I should mention that here he’s suggesting that the lack of archaeological evidence for something attested to in ancient writings and art may not be conclusive negative evidence. We know that ancient Israel depicted lions as native to Palestine, but according to Ash, no lion bones have been discovered. Thus, if horse bones haven’t been found in the New World, that doesn’t mean the ancient Mesoamericans did not have horses.
Ash’s citation for this claim is:
John Tvedtnes, “The Nature of Prophets and Prophecy” (unpublished, 1994), 29-30 (copy in author’s possession); Benjamin Urrutia, “Lack of Animal Remains at Bible and Book-of-Mormon Sites,” Newsletter and Proceedings of the Society for Early Historic Archaeology, 150 (August 1982), 3-4.
So, here we have two LDS sources suggesting that “no lions remains from ancient Israel have ever been found.” That should be pretty easy to confirm, right?
The fauna of the country [Palestine] is almost unchanged from the earliest historic times.
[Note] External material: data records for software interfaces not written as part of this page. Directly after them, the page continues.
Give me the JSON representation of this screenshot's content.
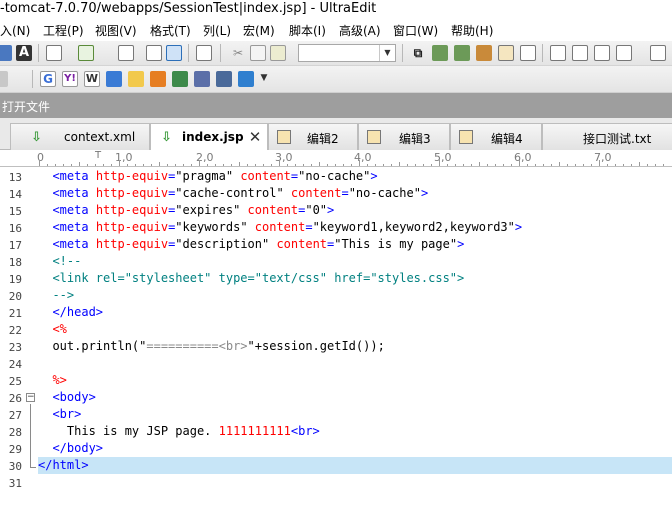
{
  "window": {
    "title": "-tomcat-7.0.70/webapps/SessionTest|index.jsp] - UltraEdit"
  },
  "menu": [
    "入(N)",
    "工程(P)",
    "视图(V)",
    "格式(T)",
    "列(L)",
    "宏(M)",
    "脚本(I)",
    "高级(A)",
    "窗口(W)",
    "帮助(H)"
  ],
  "open_file_label": "打开文件",
  "tabs": [
    {
      "label": "context.xml",
      "icon": "arrow-down-icon",
      "active": false
    },
    {
      "label": "index.jsp",
      "icon": "arrow-down-icon",
      "active": true
    },
    {
      "label": "编辑2",
      "icon": "edit-icon",
      "active": false
    },
    {
      "label": "编辑3",
      "icon": "edit-icon",
      "active": false
    },
    {
      "label": "编辑4",
      "icon": "edit-icon",
      "active": false
    },
    {
      "label": "接口测试.txt",
      "icon": "",
      "active": false
    }
  ],
  "ruler": [
    "0",
    "1,0",
    "2,0",
    "3,0",
    "4,0",
    "5,0",
    "6,0",
    "7,0"
  ],
  "line_numbers": [
    "13",
    "14",
    "15",
    "16",
    "17",
    "18",
    "19",
    "20",
    "21",
    "22",
    "23",
    "24",
    "25",
    "26",
    "27",
    "28",
    "29",
    "30",
    "31"
  ],
  "code": {
    "l13": {
      "indent": "  ",
      "tag_open": "<meta ",
      "a1": "http-equiv",
      "eq1": "=",
      "v1": "\"pragma\"",
      "a2": " content",
      "eq2": "=",
      "v2": "\"no-cache\"",
      "close": ">"
    },
    "l14": {
      "indent": "  ",
      "tag_open": "<meta ",
      "a1": "http-equiv",
      "eq1": "=",
      "v1": "\"cache-control\"",
      "a2": " content",
      "eq2": "=",
      "v2": "\"no-cache\"",
      "close": ">"
    },
    "l15": {
      "indent": "  ",
      "tag_open": "<meta ",
      "a1": "http-equiv",
      "eq1": "=",
      "v1": "\"expires\"",
      "a2": " content",
      "eq2": "=",
      "v2": "\"0\"",
      "close": ">"
    },
    "l16": {
      "indent": "  ",
      "tag_open": "<meta ",
      "a1": "http-equiv",
      "eq1": "=",
      "v1": "\"keywords\"",
      "a2": " content",
      "eq2": "=",
      "v2": "\"keyword1,keyword2,keyword3\"",
      "close": ">"
    },
    "l17": {
      "indent": "  ",
      "tag_open": "<meta ",
      "a1": "http-equiv",
      "eq1": "=",
      "v1": "\"description\"",
      "a2": " content",
      "eq2": "=",
      "v2": "\"This is my page\"",
      "close": ">"
    },
    "l18": "  <!--",
    "l19": "  <link rel=\"stylesheet\" type=\"text/css\" href=\"styles.css\">",
    "l20": "  -->",
    "l21": "  </head>",
    "l22": "  <%",
    "l23a": "  out.println(\"",
    "l23b": "==========<br>",
    "l23c": "\"+session.getId());",
    "l24": "",
    "l25": "  %>",
    "l26": "  <body>",
    "l27": "  <br>",
    "l28a": "    This is my JSP page. ",
    "l28b": "1111111111",
    "l28c": "<br>",
    "l29": "  </body>",
    "l30": "</html>",
    "l31": ""
  },
  "colors": {
    "tag": "#0000ff",
    "attr": "#ff0000",
    "comment": "#008080",
    "highlight": "#c7e5f7"
  }
}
The lion and the wild ox have become extinct; the former is noticed by an Egyptian traveller in Lebanon in the 14th cent. B.C., and is even said to have survived to the 12th cent. A.D.; its bones are found in caves and in the Jordan gravels. (Dictionary of the Bible, ed. James Hastings, 1900).
More recent archaeological excavation confirms this:
The largest faunal collections and most intensive archaeo-zoological research for [the Chalcolithic] period have been carried out in the northern Negev. This biological data provides us with a detailed picture of human/animal relations during this formative period. … If Shiqmim is taken as a representative sample for the valley, sheep … and goat … make up over 90 percent of the faunal assemblage with the remaining 10 percent consisting of cattle, … dog, equid and ca. 3.8 percent of wild animals (gazelle, hartebeest, hippopotamus, lion, small cat, fox, hare, ostrich, bird and fish). (The Archeology of Society in the Holy Land, ed. Thomas Levy, New York, Continuum, 1998, pp. 231-32)
Heck, even another Maxwell Institute article from 2000 contradicts Ash:
The biblical narrative mentions lions, yet it was not until very recently that the only other evidence for lions in Palestine was pictographic or literary. Before the announcement in a 1988 publication [L. Martin. “The Faunal Remains from Tell es Saidiyeh,” Levant 20 (1988): 83—84] of two bone samples, there was no archaeological evidence to confirm the existence of lions in that region. (Robert R. Bennett, “Horses in the Book of Mormon,” Maxwell Institute, 2000)